Slowly but surely, a stiff southwest wind brought a spring like air mass into the Midwest Wednesday. By late afternoon highs surged into the 50s across my entire area. Even in Minnesota and Wisconsin where up to two feet of snow was on the ground highs f 35 to 40 were common. The really good stuff was out in the central Plains where highs in the 70s were noted.
The most significant warming took place from my area west where highs were 15-20 degrees warmer than Tuesday.
The warm up was spearheaded by a developing low pressure in Colorado. Note the packing of the isobars ahead of the system. That resulted in gusty south winds which continue to blow early Thursday. As a result, the day gets off to a mild start with temperatures near 40 at daybreak.
By then, moisture return has reached significant levels with water vapor exceeding an inch all the way to I-80 at noon.
That will be the fuel for rain and showers that surge into the south shortly after daybreak and then work there way north into the rest of the region by early afternoon. Here's what the surface map is projected to look like 1:00 PM Thursday afternoon. A surface low is tracking northeast along a cold front extending from SC Iowa into SE Minnesota.
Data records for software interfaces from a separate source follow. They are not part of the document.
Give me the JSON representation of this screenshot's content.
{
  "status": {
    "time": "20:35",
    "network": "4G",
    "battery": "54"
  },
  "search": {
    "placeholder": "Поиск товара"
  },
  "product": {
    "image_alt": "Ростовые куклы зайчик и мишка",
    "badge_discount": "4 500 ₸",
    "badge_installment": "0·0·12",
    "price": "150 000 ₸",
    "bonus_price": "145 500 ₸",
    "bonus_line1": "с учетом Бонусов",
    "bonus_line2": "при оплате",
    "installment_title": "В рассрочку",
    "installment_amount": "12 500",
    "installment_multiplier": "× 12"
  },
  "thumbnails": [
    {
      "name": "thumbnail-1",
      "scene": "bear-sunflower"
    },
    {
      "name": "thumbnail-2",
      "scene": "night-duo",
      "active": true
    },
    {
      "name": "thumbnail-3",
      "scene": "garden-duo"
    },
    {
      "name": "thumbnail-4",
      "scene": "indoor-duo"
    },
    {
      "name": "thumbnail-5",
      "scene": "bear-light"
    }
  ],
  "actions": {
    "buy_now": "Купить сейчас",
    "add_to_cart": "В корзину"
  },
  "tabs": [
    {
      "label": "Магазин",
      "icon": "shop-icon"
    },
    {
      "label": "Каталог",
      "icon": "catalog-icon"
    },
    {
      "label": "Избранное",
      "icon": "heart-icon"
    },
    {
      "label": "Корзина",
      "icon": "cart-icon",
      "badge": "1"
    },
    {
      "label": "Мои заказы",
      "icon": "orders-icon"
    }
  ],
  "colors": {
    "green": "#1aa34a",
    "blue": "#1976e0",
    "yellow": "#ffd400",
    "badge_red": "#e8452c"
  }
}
That means we are still on the mild side of the system. With clouds and precipitation around that will hinder readings from getting overly warm but mid 40s to mid 50s should show up from I-80 south. The north won't be as fortunate where low 40s are indicated.
Conditions go downhill rapidly towards evening when the surface wave is projected to be be near Burlington. Winds will have turned to the north bringing sharply colder temperatures into my Iowa counties. Rain has or is changing to snow showers in central Iowa.
At midnight the surface low has progressed north of Chicago and the GFS shows strong north winds over all the area and a narrow fast moving band of light snow progressing out of eastern Iowa into western Illinois.
Models are showing some light accumulations in spots, generally less than an inch. That's a hard call due to how long precipitation continues once the transition to cold and snow occurs. In most areas it should happen quickly leaving little time for accumulation. To me, my counties NW of the Quad Cities would have the best chance of seeing up to an inch of snow but that would probably be confined to a narrow swath. I expect most spots probably don't see much more than a dusting if current trends hold. This is a situation where we'll just have to watch how things unfold Thursday morning and adjust from there...what's known as nowcasting. Here's what models are currently sugges